EXERCISE DIRECTIONS: If a line in the listing below has the string "JSON", copy it out.

EXTRACTED INFORMATION:
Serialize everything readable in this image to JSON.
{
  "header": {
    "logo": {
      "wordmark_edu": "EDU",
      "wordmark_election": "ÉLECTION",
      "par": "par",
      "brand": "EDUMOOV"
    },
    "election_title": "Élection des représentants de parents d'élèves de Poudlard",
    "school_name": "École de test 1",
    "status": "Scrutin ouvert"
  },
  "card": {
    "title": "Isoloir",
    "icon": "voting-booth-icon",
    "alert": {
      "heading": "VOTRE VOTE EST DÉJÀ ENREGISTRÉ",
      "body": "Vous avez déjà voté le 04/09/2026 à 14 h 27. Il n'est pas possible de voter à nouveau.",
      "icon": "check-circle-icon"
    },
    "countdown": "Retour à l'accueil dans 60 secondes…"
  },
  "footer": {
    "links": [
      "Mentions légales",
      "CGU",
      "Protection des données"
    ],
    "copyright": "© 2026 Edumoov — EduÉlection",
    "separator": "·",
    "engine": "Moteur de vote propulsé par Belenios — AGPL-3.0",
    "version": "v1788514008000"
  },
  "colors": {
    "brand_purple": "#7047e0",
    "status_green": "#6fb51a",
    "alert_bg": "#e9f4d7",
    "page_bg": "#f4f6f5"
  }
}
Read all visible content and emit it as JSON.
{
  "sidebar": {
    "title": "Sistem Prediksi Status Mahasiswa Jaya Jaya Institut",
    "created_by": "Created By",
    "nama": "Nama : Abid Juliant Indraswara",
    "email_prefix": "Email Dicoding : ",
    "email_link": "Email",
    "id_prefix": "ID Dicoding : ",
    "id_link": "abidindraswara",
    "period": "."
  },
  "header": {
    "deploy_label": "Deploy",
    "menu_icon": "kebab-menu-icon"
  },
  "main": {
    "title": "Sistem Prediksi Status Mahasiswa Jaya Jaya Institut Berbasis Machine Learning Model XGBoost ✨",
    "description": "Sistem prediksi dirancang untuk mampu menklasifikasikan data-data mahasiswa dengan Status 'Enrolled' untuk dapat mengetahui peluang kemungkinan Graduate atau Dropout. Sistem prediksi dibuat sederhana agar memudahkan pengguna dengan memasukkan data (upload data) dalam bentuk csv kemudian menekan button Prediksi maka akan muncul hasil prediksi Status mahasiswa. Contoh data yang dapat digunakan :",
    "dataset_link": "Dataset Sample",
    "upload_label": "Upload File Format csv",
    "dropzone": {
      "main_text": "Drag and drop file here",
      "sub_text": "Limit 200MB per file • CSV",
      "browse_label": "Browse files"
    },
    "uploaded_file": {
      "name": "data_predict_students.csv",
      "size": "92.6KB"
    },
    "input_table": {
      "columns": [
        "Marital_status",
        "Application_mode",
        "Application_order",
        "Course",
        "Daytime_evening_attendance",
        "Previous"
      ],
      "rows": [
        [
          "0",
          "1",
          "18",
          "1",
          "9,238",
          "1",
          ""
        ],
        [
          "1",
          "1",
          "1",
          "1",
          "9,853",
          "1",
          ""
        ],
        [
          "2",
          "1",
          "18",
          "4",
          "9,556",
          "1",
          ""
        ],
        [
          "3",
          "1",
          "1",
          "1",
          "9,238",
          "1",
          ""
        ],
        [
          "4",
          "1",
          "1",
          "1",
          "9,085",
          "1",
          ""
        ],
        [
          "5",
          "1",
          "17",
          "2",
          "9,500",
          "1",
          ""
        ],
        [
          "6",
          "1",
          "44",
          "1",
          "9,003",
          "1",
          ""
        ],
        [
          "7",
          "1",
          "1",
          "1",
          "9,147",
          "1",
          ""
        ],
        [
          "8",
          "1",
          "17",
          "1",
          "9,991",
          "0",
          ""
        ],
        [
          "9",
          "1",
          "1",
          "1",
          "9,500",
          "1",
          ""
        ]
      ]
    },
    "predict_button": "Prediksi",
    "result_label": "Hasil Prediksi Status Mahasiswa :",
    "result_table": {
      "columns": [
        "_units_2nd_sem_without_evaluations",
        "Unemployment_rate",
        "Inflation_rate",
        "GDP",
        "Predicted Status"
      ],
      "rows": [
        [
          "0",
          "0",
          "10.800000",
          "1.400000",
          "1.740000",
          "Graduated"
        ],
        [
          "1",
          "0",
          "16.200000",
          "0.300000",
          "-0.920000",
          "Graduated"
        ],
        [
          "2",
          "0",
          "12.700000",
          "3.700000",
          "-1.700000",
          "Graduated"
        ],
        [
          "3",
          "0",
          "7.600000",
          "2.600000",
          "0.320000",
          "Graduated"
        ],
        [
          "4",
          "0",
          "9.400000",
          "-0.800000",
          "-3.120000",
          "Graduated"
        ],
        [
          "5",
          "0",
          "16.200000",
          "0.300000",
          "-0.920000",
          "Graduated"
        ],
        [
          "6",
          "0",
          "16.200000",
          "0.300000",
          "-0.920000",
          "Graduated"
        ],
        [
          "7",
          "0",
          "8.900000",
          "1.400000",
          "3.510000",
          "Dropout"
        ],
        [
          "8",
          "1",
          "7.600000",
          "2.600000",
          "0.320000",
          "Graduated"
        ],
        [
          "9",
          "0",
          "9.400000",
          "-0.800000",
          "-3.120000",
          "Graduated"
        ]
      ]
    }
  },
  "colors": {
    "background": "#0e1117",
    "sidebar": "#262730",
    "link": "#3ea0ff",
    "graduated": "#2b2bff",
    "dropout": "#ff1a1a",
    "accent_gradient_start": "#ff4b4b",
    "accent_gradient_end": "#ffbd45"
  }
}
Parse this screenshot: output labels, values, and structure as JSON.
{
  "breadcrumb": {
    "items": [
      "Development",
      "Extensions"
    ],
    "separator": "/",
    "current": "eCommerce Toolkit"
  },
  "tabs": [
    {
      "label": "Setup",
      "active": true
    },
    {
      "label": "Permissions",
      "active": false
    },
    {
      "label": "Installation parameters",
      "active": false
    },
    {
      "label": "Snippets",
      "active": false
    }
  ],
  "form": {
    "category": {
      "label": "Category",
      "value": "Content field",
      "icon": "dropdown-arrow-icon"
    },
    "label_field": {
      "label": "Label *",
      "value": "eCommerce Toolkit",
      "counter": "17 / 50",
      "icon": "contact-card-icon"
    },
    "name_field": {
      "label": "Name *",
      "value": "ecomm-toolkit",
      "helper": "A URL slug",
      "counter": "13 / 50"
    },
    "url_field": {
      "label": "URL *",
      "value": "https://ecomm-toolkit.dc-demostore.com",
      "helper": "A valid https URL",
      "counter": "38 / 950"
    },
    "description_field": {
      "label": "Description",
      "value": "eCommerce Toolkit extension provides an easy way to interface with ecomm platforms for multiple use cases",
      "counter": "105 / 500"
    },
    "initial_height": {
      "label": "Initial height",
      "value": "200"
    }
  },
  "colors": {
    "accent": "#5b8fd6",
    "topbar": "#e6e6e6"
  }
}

TASK OUTPUT:
Serialize everything readable in this image to JSON.
Read all visible content and emit it as JSON.
Parse this screenshot: output labels, values, and structure as JSON.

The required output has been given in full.